— TASK DETAILS —
This exercise calls for the records to be repeated in full, exactly as written.

════════════════════

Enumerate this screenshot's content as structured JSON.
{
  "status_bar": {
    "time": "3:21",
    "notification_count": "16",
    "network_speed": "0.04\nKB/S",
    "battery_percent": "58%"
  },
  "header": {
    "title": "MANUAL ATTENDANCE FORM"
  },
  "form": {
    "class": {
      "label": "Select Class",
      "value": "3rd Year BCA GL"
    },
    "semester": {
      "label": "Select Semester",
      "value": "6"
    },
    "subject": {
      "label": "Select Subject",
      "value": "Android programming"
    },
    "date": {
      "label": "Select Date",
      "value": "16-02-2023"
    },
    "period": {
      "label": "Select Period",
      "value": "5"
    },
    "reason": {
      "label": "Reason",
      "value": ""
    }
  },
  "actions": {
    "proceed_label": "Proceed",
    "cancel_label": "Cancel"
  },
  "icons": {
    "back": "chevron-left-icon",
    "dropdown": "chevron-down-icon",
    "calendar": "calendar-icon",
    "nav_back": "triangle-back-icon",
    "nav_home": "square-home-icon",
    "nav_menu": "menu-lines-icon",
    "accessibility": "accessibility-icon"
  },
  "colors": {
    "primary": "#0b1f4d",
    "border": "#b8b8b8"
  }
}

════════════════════

— RESPONSE —
Enumerate this screenshot's content as structured JSON.
{
  "status_bar": {
    "time": "3:21",
    "notification_count": "16",
    "network_speed": "0.04\nKB/S",
    "battery_percent": "58%"
  },
  "header": {
    "title": "MANUAL ATTENDANCE FORM"
  },
  "form": {
    "class": {
      "label": "Select Class",
      "value": "3rd Year BCA GL"
    },
    "semester": {
      "label": "Select Semester",
      "value": "6"
    },
    "subject": {
      "label": "Select Subject",
      "value": "Android programming"
    },
    "date": {
      "label": "Select Date",
      "value": "16-02-2023"
    },
    "period": {
      "label": "Select Period",
      "value": "5"
    },
    "reason": {
      "label": "Reason",
      "value": ""
    }
  },
  "actions": {
    "proceed_label": "Proceed",
    "cancel_label": "Cancel"
  },
  "icons": {
    "back": "chevron-left-icon",
    "dropdown": "chevron-down-icon",
    "calendar": "calendar-icon",
    "nav_back": "triangle-back-icon",
    "nav_home": "square-home-icon",
    "nav_menu": "menu-lines-icon",
    "accessibility": "accessibility-icon"
  },
  "colors": {
    "primary": "#0b1f4d",
    "border": "#b8b8b8"
  }
}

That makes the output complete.